The author also repeats many examples many times and drills down to the same examples. Perhaps he was trying to look at them from different angles but he should have thought that listeners haven't had the same exposure to these subjects like he has so listeners would struggle to relate the information overload to their own fields, goals or even the concepts described at the beginning of the chapter/book.There were times I had to check the status of my Audible player because I felt like it has rewound to a previous chapter.
Would you ever listen to anything by Anders Ericsson again?
Yes, I have no disrespect to the author. He clearly knows what he's talking about. In my opinion, if he improves the structure with a curious but non-expert audience in mind the book will be much greater.
What about Geoffrey Beevers’s performance did you like?
Overall a very good narrator. The only (very) minor complaint is he pronounces R in some words with too much weight for my preference.
If you could play editor, what scene or scenes would you have cut from Peak?
I would improve the structure of the book with a curious but non-expert audience in mind.

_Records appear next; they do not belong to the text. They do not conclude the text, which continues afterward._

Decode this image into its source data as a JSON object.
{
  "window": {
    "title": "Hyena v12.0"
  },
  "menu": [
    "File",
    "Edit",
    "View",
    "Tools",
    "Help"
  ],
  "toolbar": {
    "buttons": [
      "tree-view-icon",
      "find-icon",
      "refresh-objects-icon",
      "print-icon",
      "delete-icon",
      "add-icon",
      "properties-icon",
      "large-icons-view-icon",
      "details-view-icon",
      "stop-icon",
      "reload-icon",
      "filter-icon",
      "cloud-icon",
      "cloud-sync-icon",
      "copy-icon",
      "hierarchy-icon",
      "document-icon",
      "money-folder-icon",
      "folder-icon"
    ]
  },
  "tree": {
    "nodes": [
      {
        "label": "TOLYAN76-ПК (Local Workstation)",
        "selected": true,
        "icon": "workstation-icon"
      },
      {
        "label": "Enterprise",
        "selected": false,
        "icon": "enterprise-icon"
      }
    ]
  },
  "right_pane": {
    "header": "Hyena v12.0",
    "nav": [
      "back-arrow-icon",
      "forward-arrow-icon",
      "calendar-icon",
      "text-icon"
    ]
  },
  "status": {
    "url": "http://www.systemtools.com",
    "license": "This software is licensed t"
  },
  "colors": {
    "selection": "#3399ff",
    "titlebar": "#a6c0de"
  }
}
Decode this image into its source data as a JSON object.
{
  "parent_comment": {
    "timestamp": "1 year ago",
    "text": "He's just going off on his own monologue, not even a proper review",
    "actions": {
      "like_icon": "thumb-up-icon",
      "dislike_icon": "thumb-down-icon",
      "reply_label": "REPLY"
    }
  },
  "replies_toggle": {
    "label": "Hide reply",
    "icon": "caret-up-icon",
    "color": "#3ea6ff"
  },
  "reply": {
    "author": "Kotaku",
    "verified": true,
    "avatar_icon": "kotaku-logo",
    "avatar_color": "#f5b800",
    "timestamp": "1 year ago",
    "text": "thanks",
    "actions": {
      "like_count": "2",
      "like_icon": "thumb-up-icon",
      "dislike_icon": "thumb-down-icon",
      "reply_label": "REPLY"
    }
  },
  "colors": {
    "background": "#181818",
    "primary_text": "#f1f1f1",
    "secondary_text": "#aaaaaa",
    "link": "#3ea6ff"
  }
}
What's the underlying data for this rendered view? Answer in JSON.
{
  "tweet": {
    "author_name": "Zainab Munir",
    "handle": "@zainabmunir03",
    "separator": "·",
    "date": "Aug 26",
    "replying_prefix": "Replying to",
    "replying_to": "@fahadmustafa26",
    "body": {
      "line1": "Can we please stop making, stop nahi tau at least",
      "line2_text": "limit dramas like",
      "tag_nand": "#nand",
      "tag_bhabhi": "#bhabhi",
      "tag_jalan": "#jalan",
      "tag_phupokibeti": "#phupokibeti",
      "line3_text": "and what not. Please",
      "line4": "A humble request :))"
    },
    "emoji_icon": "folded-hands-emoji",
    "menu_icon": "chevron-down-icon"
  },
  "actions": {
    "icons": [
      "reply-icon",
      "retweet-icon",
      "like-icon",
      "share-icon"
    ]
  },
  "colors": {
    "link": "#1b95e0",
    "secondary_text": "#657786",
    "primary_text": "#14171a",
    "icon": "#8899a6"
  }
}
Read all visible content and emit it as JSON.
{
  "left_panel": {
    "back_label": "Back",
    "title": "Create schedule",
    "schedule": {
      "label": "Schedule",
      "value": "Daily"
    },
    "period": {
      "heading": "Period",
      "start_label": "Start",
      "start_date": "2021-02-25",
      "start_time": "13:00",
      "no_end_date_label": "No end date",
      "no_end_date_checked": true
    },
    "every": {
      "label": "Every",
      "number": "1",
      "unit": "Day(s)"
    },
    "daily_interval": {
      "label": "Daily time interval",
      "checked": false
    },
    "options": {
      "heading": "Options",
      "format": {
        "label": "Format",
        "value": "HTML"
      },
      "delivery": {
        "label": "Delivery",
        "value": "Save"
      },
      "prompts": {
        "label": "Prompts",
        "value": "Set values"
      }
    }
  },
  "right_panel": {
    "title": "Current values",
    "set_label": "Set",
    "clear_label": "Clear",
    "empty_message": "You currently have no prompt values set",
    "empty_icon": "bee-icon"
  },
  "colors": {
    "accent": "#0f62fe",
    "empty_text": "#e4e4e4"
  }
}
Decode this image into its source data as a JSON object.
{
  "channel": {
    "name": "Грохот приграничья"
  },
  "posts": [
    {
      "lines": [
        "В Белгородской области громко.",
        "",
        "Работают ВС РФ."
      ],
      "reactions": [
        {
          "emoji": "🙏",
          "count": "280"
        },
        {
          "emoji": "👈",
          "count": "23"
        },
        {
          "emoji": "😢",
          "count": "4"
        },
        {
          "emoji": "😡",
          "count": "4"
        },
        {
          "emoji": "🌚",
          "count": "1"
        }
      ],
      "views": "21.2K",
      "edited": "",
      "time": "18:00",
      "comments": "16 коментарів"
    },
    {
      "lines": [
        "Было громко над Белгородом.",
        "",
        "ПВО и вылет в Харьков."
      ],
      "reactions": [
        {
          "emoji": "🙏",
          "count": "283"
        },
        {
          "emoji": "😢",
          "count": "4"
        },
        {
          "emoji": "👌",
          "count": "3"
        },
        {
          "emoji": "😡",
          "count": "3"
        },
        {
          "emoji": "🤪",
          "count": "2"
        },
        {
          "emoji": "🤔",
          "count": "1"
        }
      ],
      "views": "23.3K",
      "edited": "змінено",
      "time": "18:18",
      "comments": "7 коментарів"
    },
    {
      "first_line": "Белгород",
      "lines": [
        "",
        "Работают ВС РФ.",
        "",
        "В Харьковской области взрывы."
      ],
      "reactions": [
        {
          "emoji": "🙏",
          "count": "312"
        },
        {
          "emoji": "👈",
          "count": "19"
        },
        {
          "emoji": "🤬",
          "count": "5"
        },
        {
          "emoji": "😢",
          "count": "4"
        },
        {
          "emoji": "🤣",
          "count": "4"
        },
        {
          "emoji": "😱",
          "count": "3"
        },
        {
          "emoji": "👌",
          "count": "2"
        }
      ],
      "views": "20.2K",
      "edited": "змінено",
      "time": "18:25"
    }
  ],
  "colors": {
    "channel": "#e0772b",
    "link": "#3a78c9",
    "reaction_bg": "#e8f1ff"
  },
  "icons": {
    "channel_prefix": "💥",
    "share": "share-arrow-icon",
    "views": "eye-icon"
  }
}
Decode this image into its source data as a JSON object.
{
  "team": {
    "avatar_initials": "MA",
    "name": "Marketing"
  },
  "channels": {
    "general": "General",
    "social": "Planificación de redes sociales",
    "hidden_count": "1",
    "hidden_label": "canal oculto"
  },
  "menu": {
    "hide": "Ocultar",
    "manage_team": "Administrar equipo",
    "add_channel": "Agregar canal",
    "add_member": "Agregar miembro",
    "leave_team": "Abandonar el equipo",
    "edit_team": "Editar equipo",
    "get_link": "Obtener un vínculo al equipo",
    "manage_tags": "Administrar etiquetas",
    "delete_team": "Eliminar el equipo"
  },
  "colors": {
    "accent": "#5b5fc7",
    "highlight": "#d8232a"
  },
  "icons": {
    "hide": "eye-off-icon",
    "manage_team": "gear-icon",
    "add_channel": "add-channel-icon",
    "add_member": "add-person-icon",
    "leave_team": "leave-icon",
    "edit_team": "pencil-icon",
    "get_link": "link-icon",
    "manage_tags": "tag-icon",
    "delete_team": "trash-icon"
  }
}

I would also remove repetitions of some examples and unnecessary drilling-ins into highly scientific words and reduce the number of unnecessary scientific words and lists of them that only proves the author has read a lot of books. These things have only lengthen the book because people who read a book about "Peak" wouldn't want to learn fancy scientific words or lists of fancy things that scientists do. I personally expect an author of this kind to understand the complex things and explain those in layman terms to readers like me. After-all I am not a scientific researcher.
18 of 21 people found this review helpful
Peak provided a much deeper look into mastery and expertise than I had imagined. I'd listened to Ericsson talk in podcasts and heard much of what others had learned from his work but this book cleared up a lot of the information superbly. A couple of chapters felt like brainwaves, especially the key one on building mental representations.
A great book for anyone interested in how we can learn effectively, and particularly those seeking any kind of excellence.
The narrator was fantastic, except that whenever he would quote anyone they'd sound American, but a sort of unintelligent sounding American. Which missed the mark completely in a number of instances. But perhaps it was only jarring compared with the rest of his eloquently British narration throughout the book.
3 of 3 people found this review helpful
The listener will need to break through the early thresholds of the annoying over-articulated narration and the repetition of the content for the first 4 chapters. But stick with it and this book pays huge dividends.
2 of 2 people found this review helpful